● **Problem details**
Take every record and write it out again exactly, with no images included.
•••••
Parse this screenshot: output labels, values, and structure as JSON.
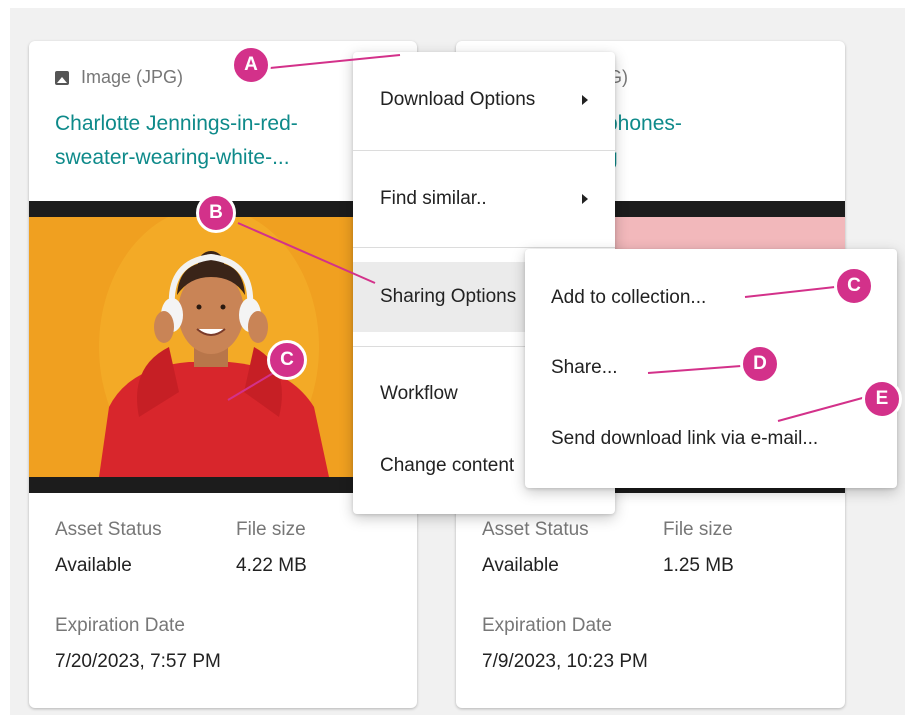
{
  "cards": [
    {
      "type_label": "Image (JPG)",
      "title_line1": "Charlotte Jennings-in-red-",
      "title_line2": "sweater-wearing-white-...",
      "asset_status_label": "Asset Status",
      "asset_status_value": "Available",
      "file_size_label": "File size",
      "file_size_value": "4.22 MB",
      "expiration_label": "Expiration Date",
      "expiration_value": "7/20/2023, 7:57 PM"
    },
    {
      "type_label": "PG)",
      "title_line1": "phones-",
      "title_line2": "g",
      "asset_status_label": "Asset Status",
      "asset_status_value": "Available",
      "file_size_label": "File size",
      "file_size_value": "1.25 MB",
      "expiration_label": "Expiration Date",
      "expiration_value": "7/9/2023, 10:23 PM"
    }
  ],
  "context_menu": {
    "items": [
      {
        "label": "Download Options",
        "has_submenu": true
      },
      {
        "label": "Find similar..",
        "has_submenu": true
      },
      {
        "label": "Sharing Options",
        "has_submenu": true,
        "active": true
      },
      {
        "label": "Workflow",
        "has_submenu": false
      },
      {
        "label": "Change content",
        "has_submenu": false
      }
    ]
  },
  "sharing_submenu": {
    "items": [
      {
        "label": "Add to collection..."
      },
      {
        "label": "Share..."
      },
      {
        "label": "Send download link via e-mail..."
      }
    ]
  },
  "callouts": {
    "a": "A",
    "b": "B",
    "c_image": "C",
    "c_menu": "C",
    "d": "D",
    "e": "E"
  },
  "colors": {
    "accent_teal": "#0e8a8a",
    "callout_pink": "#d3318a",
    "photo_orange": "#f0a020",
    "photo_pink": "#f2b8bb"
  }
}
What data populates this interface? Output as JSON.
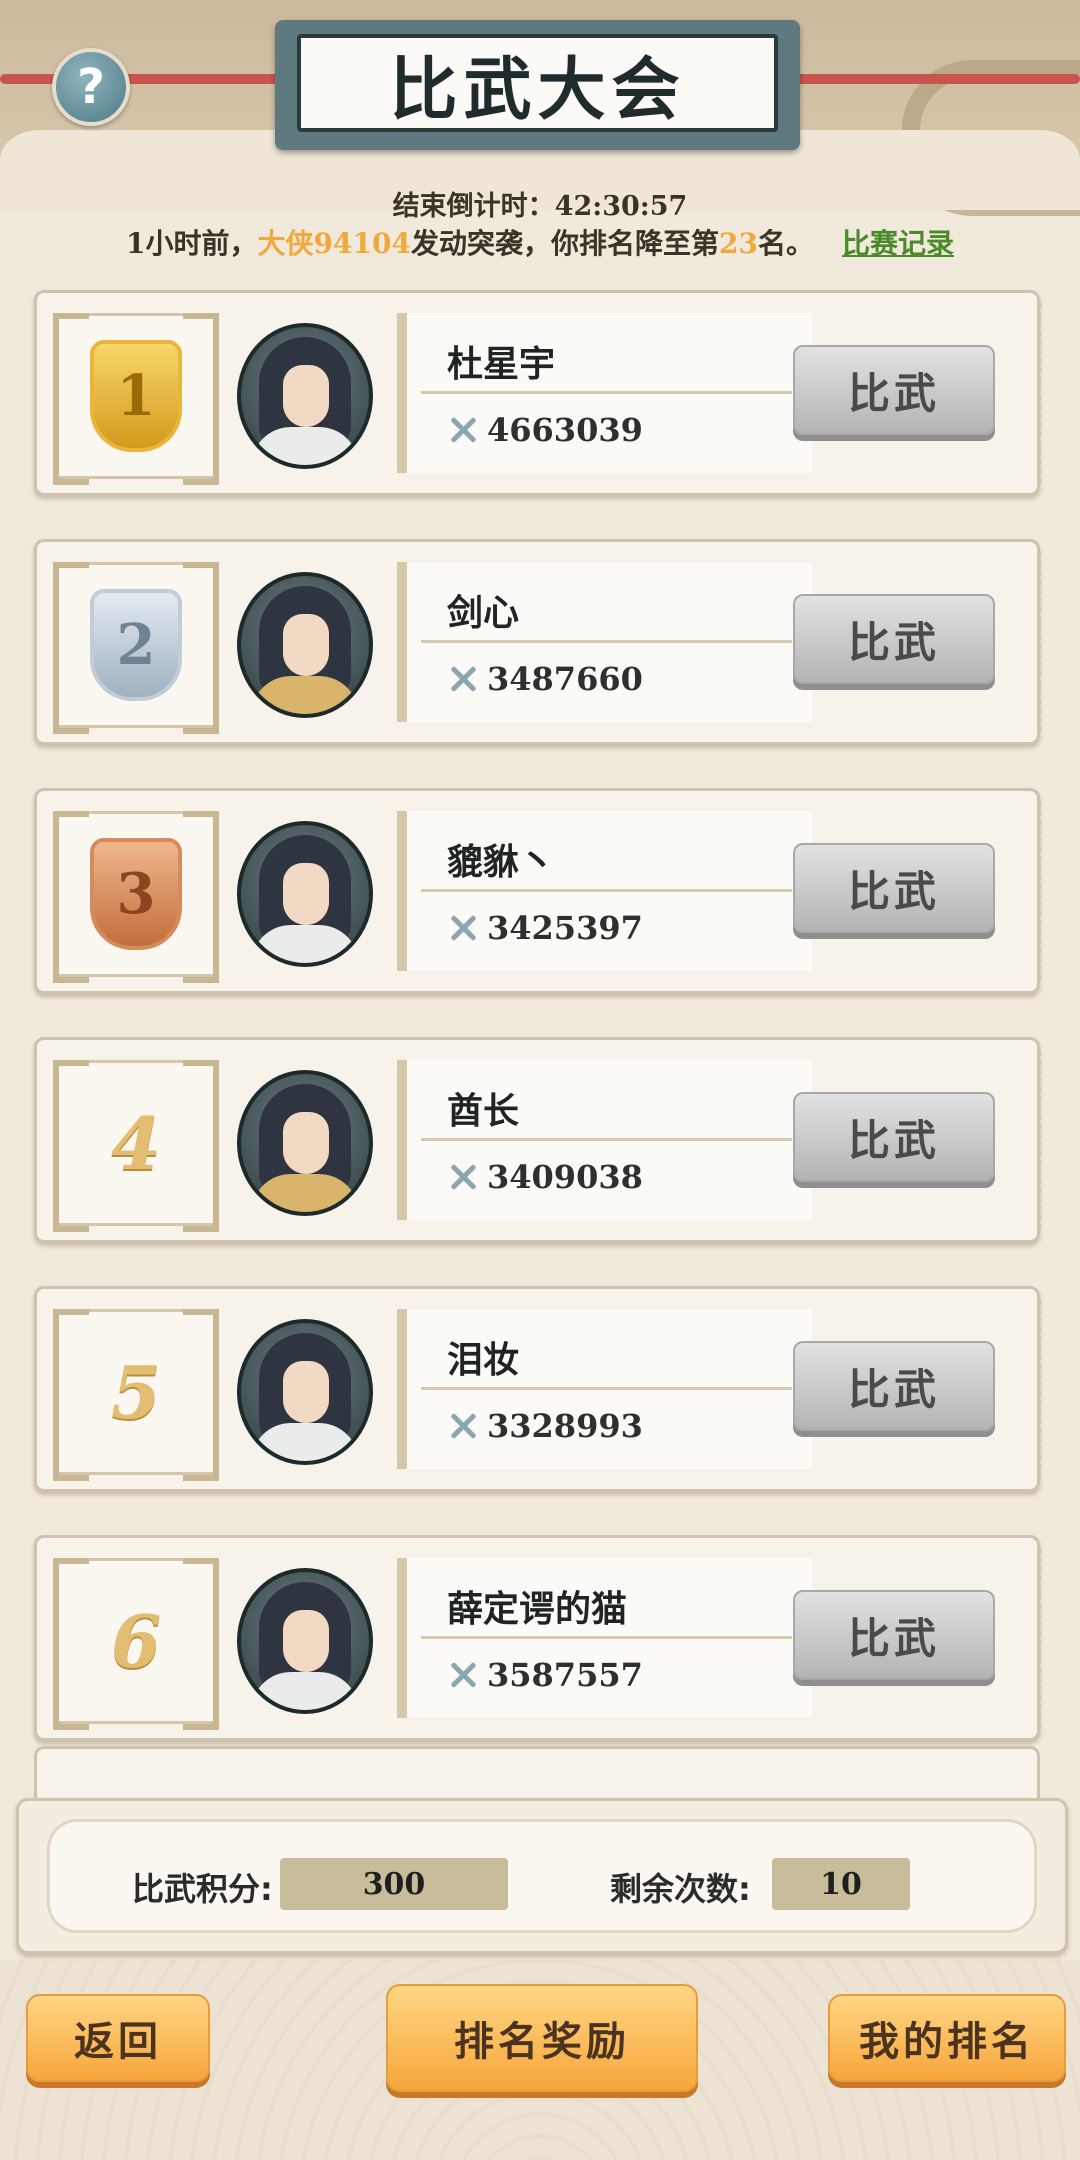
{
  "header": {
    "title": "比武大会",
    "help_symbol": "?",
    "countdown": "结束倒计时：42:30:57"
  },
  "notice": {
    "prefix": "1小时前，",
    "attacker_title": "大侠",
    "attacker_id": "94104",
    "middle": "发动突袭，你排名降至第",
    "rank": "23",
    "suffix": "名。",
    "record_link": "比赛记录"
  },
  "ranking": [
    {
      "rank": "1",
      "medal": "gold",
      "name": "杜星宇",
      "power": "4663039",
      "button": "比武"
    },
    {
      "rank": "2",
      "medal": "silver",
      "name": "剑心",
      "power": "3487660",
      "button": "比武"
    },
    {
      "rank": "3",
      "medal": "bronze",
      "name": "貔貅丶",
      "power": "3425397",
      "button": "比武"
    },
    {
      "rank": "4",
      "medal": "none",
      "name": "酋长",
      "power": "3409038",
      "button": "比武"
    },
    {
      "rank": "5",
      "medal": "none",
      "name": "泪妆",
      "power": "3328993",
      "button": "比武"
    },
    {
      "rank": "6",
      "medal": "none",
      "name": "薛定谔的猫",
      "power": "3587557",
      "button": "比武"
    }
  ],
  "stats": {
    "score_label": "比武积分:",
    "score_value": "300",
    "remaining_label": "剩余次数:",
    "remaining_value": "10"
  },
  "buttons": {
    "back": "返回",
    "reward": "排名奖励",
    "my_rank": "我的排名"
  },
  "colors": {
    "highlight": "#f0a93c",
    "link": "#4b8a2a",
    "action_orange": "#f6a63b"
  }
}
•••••
● **Expected answer**
Parse this screenshot: output labels, values, and structure as JSON.
{
  "cards": [
    {
      "type_label": "Image (JPG)",
      "title_line1": "Charlotte Jennings-in-red-",
      "title_line2": "sweater-wearing-white-...",
      "asset_status_label": "Asset Status",
      "asset_status_value": "Available",
      "file_size_label": "File size",
      "file_size_value": "4.22 MB",
      "expiration_label": "Expiration Date",
      "expiration_value": "7/20/2023, 7:57 PM"
    },
    {
      "type_label": "PG)",
      "title_line1": "phones-",
      "title_line2": "g",
      "asset_status_label": "Asset Status",
      "asset_status_value": "Available",
      "file_size_label": "File size",
      "file_size_value": "1.25 MB",
      "expiration_label": "Expiration Date",
      "expiration_value": "7/9/2023, 10:23 PM"
    }
  ],
  "context_menu": {
    "items": [
      {
        "label": "Download Options",
        "has_submenu": true
      },
      {
        "label": "Find similar..",
        "has_submenu": true
      },
      {
        "label": "Sharing Options",
        "has_submenu": true,
        "active": true
      },
      {
        "label": "Workflow",
        "has_submenu": false
      },
      {
        "label": "Change content",
        "has_submenu": false
      }
    ]
  },
  "sharing_submenu": {
    "items": [
      {
        "label": "Add to collection..."
      },
      {
        "label": "Share..."
      },
      {
        "label": "Send download link via e-mail..."
      }
    ]
  },
  "callouts": {
    "a": "A",
    "b": "B",
    "c_image": "C",
    "c_menu": "C",
    "d": "D",
    "e": "E"
  },
  "colors": {
    "accent_teal": "#0e8a8a",
    "callout_pink": "#d3318a",
    "photo_orange": "#f0a020",
    "photo_pink": "#f2b8bb"
  }
}
What data populates this interface? Output as JSON.
{
  "header": {
    "title": "比武大会",
    "help_symbol": "?",
    "countdown": "结束倒计时：42:30:57"
  },
  "notice": {
    "prefix": "1小时前，",
    "attacker_title": "大侠",
    "attacker_id": "94104",
    "middle": "发动突袭，你排名降至第",
    "rank": "23",
    "suffix": "名。",
    "record_link": "比赛记录"
  },
  "ranking": [
    {
      "rank": "1",
      "medal": "gold",
      "name": "杜星宇",
      "power": "4663039",
      "button": "比武"
    },
    {
      "rank": "2",
      "medal": "silver",
      "name": "剑心",
      "power": "3487660",
      "button": "比武"
    },
    {
      "rank": "3",
      "medal": "bronze",
      "name": "貔貅丶",
      "power": "3425397",
      "button": "比武"
    },
    {
      "rank": "4",
      "medal": "none",
      "name": "酋长",
      "power": "3409038",
      "button": "比武"
    },
    {
      "rank": "5",
      "medal": "none",
      "name": "泪妆",
      "power": "3328993",
      "button": "比武"
    },
    {
      "rank": "6",
      "medal": "none",
      "name": "薛定谔的猫",
      "power": "3587557",
      "button": "比武"
    }
  ],
  "stats": {
    "score_label": "比武积分:",
    "score_value": "300",
    "remaining_label": "剩余次数:",
    "remaining_value": "10"
  },
  "buttons": {
    "back": "返回",
    "reward": "排名奖励",
    "my_rank": "我的排名"
  },
  "colors": {
    "highlight": "#f0a93c",
    "link": "#4b8a2a",
    "action_orange": "#f6a63b"
  }
}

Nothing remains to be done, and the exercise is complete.